Saint Jeanne Antide ThouretArticle

The life of the Sister of Charity, Venerable Jeanne Antida Thouret, brings us into the midst of the distressful times of the Revolution. Her parents were plain country-folk of Sancy-le-Long in Burgundy, where she was born on 27 November 1765. Since her mother died early, Jeanne had to attend to the housekeeping and to take the place of a mother to her seven brothers. A servant-girl of the house, who endeavored to corrupt her, threatened to become a dangerous enemy for Jeanne, but it proved only an occasion of making her more diligent in her practices of piety and finally of taking a vow of chastity. When her brothers were in turn obliged to enter the army, Jeanne never failed to give them salutary warning of the dangers that threatened them both in body and in soul. It cost her a hard struggle before she obtained her father’s consent to become a Sister of Charity. She left home during the night, because otherwise the whole village, where she was greatly loved and esteemed, would be aroused against her departure. She hastened to Paris and entered the mother-house of the Vincentian Sisters.

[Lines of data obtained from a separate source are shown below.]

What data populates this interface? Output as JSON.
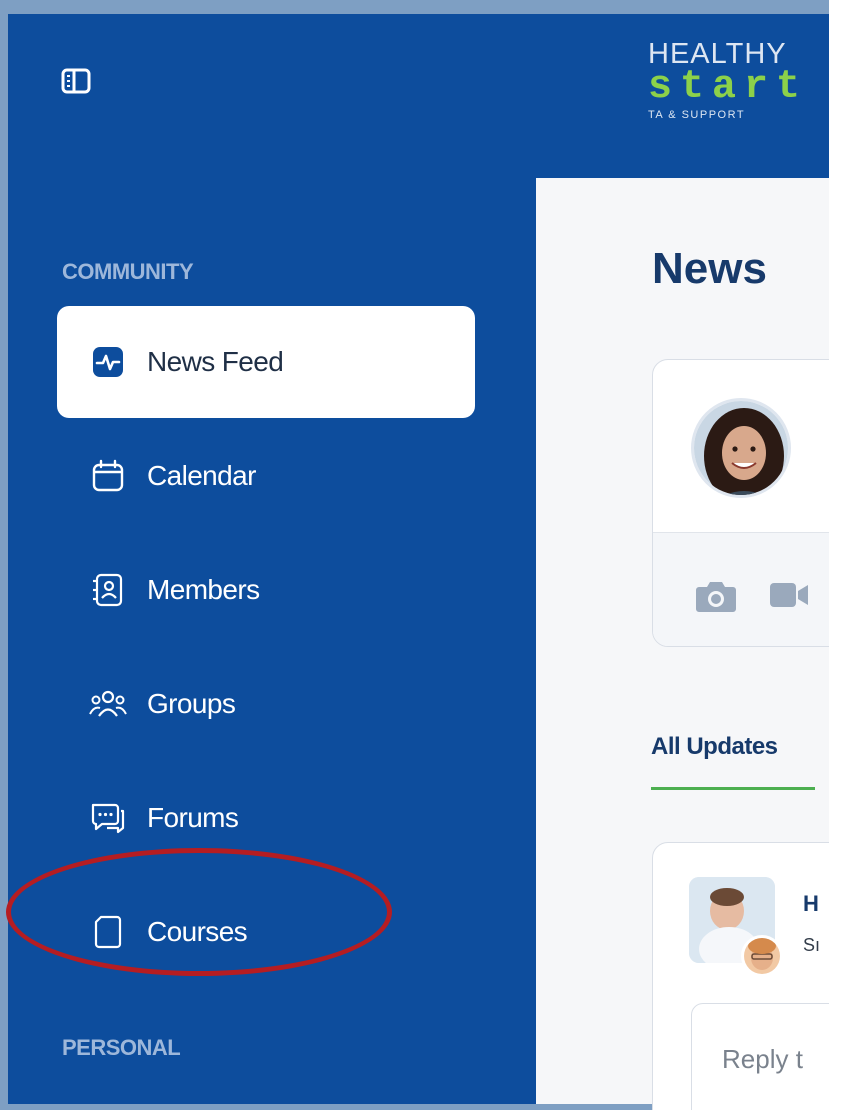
{
  "logo": {
    "line1": "HEALTHY",
    "line2": "start",
    "line3": "TA & SUPPORT"
  },
  "sidebar": {
    "toggle_icon": "sidebar-toggle-icon",
    "sections": [
      {
        "label": "COMMUNITY",
        "items": [
          {
            "label": "News Feed",
            "icon": "activity-icon",
            "active": true
          },
          {
            "label": "Calendar",
            "icon": "calendar-icon",
            "active": false
          },
          {
            "label": "Members",
            "icon": "members-icon",
            "active": false
          },
          {
            "label": "Groups",
            "icon": "groups-icon",
            "active": false
          },
          {
            "label": "Forums",
            "icon": "forums-icon",
            "active": false
          },
          {
            "label": "Courses",
            "icon": "courses-icon",
            "active": false
          }
        ]
      },
      {
        "label": "PERSONAL",
        "items": []
      }
    ]
  },
  "main": {
    "page_title": "News",
    "tabs": [
      {
        "label": "All Updates",
        "active": true
      }
    ],
    "post": {
      "name": "H",
      "sub": "Sı"
    },
    "reply_placeholder": "Reply t"
  },
  "colors": {
    "sidebar_bg": "#0d4d9d",
    "logo_green": "#8cd14a",
    "tab_underline": "#4caf50",
    "annotation_circle": "#b51d22"
  }
}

But she could not long practise her unselfish vocation here. When the revolutionaries invaded the hospital to force upon the Sisters the oath of the Constitution, Jeanne was seriously wounded in trying to escape. Matters soon grew worse and the innocent Sisters were violently expelled from their convents. Our heroine at last found safe asylum at Freiburg in Switzerland. After a pilgrimage to Einsiedeln to pray for enlightenment she accepted a post as teacher in the Swiss village of Landeron. As soon as things began to change for the better in France she betook herself to Besan^on in 1799 and gathered together some associates for the practice of works of charity. They observed the rules of Saint Vincent de Paul. The new institute soon acquired a high reputation. When Napoleon called a meeting at Paris for the reorganization of the various houses of the Sisters of Charity, Mother Thouret, supported by Cardinal Fesch and by Laetitia, the mother of Napoleon, was successful in having her plans carried out. King Joachim Murat also desired the Sisters of Charity of Besan&ccedi;on for his kingdom, so Mother Thouret went to Naples with some Sisters in 1810 to establish there a home for the Congregation. Soon after she went to Rome and obtained the Papal approbation of her institute. But at this time the Sisters at Besançon, instigated by a priest, refused obedience and the bishop, not desiring the Sisters to become directly subject to Rome, took their part. Thus Mother Thouret had the grief of seeing her first foundation in France desert her. But she labored all the more zealously to establish her new work in Naples. Here she died in the repute of great sanctity on 25 August 1826.

MLA Citation

  • Father Constantine Kempf, SJ. “Venerable Jeanne Antida Thouret”. The Holiness of the Church in the Nineteenth Century: Saintly Men and Women of Our Own Times, 1916. CatholicSaints.Info. 16 March 2018. Web. 19 October 2020. <>